Data shown ▸

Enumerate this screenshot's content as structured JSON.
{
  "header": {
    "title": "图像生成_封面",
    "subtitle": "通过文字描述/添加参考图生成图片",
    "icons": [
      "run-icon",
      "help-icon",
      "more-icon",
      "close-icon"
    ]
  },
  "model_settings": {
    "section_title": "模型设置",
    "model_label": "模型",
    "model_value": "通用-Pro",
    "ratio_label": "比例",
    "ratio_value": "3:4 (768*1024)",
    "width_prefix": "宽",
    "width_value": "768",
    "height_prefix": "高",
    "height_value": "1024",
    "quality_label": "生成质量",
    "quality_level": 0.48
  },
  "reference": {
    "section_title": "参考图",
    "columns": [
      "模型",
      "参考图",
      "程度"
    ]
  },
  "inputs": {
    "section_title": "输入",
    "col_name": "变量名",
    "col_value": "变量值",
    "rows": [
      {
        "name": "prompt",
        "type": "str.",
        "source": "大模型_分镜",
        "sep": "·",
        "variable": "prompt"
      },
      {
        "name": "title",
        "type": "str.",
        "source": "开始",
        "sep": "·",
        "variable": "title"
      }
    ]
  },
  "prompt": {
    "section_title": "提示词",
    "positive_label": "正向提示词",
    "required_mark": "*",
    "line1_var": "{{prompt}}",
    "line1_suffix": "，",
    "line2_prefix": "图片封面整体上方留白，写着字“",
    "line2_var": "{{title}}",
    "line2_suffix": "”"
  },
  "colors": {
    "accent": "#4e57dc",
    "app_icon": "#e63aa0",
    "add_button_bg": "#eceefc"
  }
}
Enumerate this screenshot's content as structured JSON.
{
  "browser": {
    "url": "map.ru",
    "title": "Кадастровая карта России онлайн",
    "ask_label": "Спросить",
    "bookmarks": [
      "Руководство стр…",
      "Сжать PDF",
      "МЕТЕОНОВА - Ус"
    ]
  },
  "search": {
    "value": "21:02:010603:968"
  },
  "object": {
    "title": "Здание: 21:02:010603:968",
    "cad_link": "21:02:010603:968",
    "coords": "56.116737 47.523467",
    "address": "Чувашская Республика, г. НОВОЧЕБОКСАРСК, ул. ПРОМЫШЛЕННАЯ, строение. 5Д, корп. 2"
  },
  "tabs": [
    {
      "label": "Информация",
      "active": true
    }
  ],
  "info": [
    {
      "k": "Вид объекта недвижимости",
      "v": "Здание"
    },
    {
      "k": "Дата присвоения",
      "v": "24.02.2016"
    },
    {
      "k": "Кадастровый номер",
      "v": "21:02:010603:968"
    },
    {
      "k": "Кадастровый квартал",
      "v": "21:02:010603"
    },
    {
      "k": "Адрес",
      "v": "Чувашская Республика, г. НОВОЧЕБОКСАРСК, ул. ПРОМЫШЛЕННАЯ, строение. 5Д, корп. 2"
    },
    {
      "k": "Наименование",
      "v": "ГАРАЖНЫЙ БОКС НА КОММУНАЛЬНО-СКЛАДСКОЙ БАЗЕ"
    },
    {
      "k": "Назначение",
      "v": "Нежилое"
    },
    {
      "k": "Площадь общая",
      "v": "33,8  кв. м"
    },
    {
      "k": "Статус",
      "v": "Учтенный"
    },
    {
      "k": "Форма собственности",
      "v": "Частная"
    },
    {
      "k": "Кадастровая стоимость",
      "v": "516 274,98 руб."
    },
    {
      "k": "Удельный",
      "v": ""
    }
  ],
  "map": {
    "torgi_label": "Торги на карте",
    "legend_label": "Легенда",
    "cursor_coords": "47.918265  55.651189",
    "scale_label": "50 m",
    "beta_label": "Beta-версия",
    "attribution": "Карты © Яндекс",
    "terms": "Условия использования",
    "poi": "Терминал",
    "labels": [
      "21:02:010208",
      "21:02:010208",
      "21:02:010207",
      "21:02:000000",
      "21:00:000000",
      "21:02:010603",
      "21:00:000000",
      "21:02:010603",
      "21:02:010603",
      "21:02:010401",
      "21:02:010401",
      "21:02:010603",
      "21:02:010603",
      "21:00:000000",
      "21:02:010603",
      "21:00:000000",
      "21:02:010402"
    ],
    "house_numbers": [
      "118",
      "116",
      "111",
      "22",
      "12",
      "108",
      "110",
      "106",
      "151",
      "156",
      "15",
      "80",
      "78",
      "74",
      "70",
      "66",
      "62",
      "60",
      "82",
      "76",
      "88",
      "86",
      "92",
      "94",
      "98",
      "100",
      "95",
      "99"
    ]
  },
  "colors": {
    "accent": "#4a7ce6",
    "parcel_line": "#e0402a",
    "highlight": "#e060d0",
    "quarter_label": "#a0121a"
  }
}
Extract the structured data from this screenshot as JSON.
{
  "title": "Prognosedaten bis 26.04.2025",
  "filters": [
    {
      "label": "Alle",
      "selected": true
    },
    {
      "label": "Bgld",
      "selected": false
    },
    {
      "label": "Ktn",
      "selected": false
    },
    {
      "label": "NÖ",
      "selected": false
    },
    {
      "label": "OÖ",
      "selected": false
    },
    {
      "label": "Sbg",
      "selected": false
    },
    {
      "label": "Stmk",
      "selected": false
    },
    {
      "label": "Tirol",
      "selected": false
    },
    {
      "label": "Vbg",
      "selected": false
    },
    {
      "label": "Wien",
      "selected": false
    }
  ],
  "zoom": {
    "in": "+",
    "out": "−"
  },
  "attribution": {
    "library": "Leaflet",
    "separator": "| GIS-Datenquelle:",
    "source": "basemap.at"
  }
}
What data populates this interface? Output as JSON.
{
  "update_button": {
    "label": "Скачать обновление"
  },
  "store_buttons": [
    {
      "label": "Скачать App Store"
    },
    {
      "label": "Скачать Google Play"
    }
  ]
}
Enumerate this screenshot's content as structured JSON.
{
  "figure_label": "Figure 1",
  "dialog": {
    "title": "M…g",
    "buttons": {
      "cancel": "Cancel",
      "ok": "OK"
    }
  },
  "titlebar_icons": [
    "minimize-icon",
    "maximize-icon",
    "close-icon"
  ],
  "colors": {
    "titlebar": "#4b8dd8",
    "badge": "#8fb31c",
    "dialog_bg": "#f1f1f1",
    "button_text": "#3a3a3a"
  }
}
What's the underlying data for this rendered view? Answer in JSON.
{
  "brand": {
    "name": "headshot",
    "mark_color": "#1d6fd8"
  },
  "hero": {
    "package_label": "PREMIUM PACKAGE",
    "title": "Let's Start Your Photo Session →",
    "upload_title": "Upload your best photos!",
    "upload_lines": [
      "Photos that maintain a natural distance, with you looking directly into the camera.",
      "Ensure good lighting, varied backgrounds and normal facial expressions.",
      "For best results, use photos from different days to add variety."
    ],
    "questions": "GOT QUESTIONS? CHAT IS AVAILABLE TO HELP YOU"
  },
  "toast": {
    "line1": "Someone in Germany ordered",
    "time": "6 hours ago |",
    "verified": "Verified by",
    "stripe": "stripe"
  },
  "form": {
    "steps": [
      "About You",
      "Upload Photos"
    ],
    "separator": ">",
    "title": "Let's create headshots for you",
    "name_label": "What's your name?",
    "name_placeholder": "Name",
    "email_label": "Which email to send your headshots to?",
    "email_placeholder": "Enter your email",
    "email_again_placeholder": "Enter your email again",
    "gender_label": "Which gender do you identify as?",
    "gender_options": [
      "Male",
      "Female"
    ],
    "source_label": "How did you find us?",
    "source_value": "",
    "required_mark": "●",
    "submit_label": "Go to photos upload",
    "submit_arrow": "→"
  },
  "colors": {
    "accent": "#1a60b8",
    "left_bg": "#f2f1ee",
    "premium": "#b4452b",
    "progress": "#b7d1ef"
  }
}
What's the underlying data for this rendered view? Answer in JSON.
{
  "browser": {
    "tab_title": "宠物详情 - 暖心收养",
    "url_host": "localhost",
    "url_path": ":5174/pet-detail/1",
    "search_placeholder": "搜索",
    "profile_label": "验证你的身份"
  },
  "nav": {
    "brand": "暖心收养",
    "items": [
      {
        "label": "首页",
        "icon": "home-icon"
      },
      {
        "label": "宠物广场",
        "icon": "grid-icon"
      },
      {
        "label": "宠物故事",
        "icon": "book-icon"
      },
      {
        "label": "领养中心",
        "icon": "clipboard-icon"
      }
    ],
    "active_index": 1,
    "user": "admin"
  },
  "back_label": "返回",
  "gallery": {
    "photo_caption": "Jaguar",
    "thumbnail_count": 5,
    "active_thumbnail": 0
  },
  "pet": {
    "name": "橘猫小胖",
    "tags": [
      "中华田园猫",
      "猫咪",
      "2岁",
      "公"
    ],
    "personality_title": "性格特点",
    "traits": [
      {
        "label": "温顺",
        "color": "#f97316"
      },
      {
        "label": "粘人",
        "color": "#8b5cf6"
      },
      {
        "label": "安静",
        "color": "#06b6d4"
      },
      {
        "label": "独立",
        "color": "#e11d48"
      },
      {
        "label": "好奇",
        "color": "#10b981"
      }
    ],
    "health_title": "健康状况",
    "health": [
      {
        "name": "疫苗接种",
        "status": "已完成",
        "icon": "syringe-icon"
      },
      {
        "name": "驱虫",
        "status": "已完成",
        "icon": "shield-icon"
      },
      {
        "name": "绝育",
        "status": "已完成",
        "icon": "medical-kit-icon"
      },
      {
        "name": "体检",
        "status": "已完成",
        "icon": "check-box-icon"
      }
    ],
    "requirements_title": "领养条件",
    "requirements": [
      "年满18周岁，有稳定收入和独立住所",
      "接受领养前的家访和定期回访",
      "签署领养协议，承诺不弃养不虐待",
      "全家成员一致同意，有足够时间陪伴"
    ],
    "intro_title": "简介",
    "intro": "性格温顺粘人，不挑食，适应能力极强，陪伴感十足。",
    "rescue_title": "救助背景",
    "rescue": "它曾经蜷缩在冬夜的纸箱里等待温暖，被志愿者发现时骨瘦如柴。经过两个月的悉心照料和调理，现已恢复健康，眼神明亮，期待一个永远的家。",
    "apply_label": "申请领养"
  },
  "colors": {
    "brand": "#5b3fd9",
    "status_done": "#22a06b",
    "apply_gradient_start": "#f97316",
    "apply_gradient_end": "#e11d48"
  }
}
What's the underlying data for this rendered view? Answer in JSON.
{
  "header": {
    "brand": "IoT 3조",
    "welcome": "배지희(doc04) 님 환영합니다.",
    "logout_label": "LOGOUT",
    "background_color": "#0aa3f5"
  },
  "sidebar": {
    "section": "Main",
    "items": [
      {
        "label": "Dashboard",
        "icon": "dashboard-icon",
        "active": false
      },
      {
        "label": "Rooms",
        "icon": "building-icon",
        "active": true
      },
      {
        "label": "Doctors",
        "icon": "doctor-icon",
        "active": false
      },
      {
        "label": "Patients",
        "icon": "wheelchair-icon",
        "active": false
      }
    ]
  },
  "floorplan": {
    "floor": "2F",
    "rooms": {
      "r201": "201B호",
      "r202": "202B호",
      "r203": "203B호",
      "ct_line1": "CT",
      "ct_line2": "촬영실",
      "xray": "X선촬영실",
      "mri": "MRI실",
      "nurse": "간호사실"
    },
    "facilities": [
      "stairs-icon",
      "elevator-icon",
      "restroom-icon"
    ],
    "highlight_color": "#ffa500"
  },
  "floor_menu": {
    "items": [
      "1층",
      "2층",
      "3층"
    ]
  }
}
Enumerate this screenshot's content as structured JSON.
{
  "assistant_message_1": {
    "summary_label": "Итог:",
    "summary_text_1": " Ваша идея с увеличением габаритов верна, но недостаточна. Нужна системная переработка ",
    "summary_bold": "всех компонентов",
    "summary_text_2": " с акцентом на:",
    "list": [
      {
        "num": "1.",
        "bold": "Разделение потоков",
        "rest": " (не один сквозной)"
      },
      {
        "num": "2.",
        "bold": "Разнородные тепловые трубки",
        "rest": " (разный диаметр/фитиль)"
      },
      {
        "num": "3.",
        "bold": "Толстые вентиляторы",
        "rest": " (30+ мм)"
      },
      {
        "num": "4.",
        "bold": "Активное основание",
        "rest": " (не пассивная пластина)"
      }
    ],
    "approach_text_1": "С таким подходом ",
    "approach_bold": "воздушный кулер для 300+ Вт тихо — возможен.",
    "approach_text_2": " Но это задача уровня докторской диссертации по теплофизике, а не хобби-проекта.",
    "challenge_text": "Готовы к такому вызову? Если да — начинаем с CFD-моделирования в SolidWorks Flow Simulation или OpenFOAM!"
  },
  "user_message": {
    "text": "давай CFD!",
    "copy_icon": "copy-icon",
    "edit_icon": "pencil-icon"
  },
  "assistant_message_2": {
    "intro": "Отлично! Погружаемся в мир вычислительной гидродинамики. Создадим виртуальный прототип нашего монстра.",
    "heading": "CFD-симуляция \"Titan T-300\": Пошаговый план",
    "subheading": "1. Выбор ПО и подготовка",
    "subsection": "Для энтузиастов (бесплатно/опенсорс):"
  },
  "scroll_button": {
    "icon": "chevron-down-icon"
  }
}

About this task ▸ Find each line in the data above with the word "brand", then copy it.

Final answer ▸
  "brand": {
    "brand": "暖心收养",
    "brand": "#5b3fd9",
    "brand": "IoT 3조",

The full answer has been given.